The power of the super delegates

March 4, 2008 9:26:10 AM PST
Super delegates in the Democratic party could play a decisive role in choosing a nominee.

Months ago, Democrats Patrick Murphy and Allyson Schwartz were clear about whom they wanted to be their party's nominee for president. Murphy backed Obama, while Schwartz went with Clinton.

Usually, their political pledges would barely be news, but not this time. Murphy and Schwartz are under a hot spotlight because they are super delegates, part of the party establishment. They are among almost 800 elected officials, party bigwigs and activists get to vote at the convention.

Super delegates were created to essentially blunt a campaign of a party outsider.

After outsiders George McGovern and Jimmy Carter won the Democratic party nominations in 1972 and 1976, many party officials felt the need to have a greater role in the process.

This year those votes are critical, since neither Barack Obama nor Hillary Clinton will likely get enough votes from pledged delegates (delegates allotted by the primaries and caucuses) to clinch the nomination.

Obama leads Clinton in popular votes and pledged delegates that have been awarded proportionally through the results of nominating contests. He says super delegates should abide by the outcome of contests in their states.

"It would be problematic for the political insiders to overturn the judgment of the voters," Obama said last month.

Clinton, who as a former first lady has strong ties to party leaders across the nation, leads among super delegates.

She argues super delegates should make up their own minds, and not necessarily go with the popular vote.

"Super delegates are by design supposed to exercise independent judgment," Clinton told reporters last month.

Indeed, some super delegates are going against the popular vote of their states: Delaware went for Obama, but Gov. Ruth Ann Miner is still for Clinton. Massachusetts's democrats chose Clinton, but both Senators John Kerry and Ted Kennedy say they will still vote for Obama.

What happens when Pennsylvania votes on April 22? Schwartz and Murphy both face re-election in the fall. Murphy says even if his district goes for Clinton, he will still vote for Obama at the convention. Asked if her district goes for Obama, Schwartz was less committal.

Experts predict the Super Delegates will go to the August convention and follow the popular vote despite their personal preferences, but the nightmare scenario could happen -- the Super Delegates deciding the nominee against the wishes of the popular vote.

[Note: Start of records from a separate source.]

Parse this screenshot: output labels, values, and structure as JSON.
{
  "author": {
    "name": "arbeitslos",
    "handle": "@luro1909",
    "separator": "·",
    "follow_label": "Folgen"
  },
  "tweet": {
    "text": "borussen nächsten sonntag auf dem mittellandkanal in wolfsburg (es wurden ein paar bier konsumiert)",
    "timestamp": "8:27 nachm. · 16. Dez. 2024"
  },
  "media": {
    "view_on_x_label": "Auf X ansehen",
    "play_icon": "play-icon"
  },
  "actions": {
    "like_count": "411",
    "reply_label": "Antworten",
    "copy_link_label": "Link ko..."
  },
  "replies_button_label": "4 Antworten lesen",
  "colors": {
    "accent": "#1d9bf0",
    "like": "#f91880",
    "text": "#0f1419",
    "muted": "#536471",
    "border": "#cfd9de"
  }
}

Many party insiders pray either Clinton or Obama wrap up this campaign with commanding victories, perhaps in Ohio and Texas or, at the very latest, in Pennsylvania, and the loser gracefully withdraws.